First, how did you happen to come to Earlham?
Out of high school, I joined the Army. At the time, I figured I would serve the minimum of two years, and take the $17,000 G.I. Bill money they promising and go to college, buy a car, and put a down payment down on a house. That was my perspective at the time on $17,000. So after I got out, I went to Morehead State University (Ky.) and walked on to play football. But then I got a call from my mother, in tears, telling me she has received a certified letter informing me I was going to Desert Storm.
After my tour in the war, my girlfriend at the time got a job with an insurance agency in Richmond, so I decided to go with her and go to school. That's how I found out about Earlham.
How did Earlham affect the way you approach leading your business?
When I entered Earlham, our class had the theme, "unity through diversity." Coming from the military, I thought that was crazy, but I learned that diversity is where real unity comes from. You can't have real unity if you don't understand where other people are coming from. But if you talk with people and appreciate the data points that they have gathered through life, then you can walk the journey together. It's good for business when individuals come together for a common purpose.
So how do you balance what you learned at Earlham with what you learned in the military?
Earlham is great about celebrating diversity and coming to consensus, and as I've said, those things are very important. The military approach emphasizes metrics, milestones and achieving tactical excellence. I try to put the two together. The Earlham approach helps bring people together without asking people to lose their individuality, and the military approach creates an environment where people have the ability to execute with excellence.
Tell us about your approach to leadership.

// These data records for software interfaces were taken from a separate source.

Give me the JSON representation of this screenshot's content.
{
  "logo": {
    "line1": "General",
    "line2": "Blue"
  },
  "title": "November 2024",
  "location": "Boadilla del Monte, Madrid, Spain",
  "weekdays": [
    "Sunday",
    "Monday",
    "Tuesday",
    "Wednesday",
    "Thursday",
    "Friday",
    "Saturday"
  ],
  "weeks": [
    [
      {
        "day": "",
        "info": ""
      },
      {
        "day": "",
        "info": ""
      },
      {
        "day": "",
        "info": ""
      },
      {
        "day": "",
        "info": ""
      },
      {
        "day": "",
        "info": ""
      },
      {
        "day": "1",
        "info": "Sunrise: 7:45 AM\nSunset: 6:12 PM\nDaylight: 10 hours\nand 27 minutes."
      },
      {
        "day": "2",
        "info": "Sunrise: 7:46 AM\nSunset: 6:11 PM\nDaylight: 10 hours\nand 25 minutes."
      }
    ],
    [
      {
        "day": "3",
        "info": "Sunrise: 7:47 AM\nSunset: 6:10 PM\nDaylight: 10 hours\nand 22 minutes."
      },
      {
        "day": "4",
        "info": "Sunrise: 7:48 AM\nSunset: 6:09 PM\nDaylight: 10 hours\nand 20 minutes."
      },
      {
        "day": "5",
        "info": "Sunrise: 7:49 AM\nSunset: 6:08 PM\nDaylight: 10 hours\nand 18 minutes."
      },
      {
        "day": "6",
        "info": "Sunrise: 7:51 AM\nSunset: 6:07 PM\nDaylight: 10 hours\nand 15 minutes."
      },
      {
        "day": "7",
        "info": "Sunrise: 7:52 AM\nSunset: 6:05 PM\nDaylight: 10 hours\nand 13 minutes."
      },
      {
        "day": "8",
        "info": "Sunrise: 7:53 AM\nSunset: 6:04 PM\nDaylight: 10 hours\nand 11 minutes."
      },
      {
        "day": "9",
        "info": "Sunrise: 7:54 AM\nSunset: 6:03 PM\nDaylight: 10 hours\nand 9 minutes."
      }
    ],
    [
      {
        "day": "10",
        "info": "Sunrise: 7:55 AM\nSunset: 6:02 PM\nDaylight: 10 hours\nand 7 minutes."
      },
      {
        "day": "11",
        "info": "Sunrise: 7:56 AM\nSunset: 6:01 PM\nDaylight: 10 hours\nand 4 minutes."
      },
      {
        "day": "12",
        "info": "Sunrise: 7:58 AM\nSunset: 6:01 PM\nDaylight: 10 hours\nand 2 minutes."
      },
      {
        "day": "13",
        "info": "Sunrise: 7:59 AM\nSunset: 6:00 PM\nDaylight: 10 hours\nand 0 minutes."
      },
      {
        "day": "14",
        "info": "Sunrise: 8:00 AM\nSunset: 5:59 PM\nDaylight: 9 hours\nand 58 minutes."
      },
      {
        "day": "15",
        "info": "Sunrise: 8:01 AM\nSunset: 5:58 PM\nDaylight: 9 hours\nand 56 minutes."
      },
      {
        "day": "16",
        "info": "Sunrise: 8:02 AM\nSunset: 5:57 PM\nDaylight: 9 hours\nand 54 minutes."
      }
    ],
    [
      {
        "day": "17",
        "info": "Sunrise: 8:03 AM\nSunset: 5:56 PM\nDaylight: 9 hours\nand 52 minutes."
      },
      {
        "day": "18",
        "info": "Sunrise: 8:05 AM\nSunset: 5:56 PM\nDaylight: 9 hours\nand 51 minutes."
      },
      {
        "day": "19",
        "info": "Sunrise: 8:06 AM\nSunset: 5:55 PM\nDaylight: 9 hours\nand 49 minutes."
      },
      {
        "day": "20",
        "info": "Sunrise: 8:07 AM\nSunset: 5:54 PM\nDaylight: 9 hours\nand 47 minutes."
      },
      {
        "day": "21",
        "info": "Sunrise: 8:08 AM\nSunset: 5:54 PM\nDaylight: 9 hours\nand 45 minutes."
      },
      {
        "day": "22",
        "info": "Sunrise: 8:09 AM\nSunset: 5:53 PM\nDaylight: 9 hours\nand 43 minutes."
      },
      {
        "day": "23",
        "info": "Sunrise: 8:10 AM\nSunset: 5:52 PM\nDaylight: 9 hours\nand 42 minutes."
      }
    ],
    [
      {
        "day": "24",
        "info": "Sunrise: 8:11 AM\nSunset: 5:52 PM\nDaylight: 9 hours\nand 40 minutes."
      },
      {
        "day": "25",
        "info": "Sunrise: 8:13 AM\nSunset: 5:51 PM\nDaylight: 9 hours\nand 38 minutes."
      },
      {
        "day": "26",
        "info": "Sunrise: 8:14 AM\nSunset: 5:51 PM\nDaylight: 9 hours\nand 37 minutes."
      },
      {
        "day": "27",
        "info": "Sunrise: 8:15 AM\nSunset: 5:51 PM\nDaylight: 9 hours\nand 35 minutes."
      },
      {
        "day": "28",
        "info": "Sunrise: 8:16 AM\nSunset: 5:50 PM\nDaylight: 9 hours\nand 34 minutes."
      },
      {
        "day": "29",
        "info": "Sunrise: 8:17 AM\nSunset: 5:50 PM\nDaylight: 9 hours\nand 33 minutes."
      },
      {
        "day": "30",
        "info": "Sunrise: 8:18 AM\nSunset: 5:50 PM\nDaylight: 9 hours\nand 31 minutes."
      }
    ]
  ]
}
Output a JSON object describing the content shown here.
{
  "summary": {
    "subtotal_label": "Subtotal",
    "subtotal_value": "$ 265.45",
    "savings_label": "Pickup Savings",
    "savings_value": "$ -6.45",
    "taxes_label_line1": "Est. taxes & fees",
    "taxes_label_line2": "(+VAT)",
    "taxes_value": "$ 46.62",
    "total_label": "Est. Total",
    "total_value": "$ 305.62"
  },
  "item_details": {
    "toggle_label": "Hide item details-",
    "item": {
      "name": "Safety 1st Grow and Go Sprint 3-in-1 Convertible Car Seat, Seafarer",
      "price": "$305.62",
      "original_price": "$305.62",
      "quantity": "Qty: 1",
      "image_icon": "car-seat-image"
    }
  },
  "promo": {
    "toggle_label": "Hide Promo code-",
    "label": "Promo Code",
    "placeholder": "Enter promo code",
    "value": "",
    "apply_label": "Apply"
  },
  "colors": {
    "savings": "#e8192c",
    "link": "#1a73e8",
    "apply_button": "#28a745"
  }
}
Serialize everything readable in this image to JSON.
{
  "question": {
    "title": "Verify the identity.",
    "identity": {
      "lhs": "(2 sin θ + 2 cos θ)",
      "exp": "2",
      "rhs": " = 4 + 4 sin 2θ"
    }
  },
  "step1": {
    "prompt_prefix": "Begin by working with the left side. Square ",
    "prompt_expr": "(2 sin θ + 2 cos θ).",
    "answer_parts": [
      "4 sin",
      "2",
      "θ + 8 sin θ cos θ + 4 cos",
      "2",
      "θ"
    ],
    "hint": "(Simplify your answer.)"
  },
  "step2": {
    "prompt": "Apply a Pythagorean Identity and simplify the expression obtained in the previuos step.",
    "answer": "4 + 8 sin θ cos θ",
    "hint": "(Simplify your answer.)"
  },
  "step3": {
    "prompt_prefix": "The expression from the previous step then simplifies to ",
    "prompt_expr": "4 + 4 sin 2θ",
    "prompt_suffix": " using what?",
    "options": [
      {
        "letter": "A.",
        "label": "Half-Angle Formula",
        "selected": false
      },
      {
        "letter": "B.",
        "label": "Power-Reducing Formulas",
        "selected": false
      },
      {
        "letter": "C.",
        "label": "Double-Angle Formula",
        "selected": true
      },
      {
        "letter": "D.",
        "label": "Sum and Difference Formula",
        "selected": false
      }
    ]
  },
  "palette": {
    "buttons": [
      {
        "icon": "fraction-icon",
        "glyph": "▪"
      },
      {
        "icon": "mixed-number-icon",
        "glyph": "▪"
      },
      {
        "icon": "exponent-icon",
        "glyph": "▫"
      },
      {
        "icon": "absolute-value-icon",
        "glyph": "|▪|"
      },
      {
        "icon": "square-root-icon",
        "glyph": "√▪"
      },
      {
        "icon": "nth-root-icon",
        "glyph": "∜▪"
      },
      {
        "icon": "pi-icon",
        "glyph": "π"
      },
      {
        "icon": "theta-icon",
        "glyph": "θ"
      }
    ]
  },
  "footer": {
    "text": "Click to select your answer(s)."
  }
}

At Lithko, we use a localized management style where projects are managed locally and all our employees typically work within a 90-mile radius of their homes. We call these business units "BURGS" (Business Units Running Great). This makes for a more engaged work force. We want our employees to develop relationships with others in their communities, to raise their families in the communities where they work and to be home every night. One of the pros of this approach is that we can develop leadership at a lower level, because decisions aren't just coming down from on high. Lithko takes a collaborative approach to leadership and its very rare that our leadership team doesn't reach consensus. When we can walk out of a leadership meeting shoulder to shoulder, with everyone buying into a decision, then we can move forward with speed.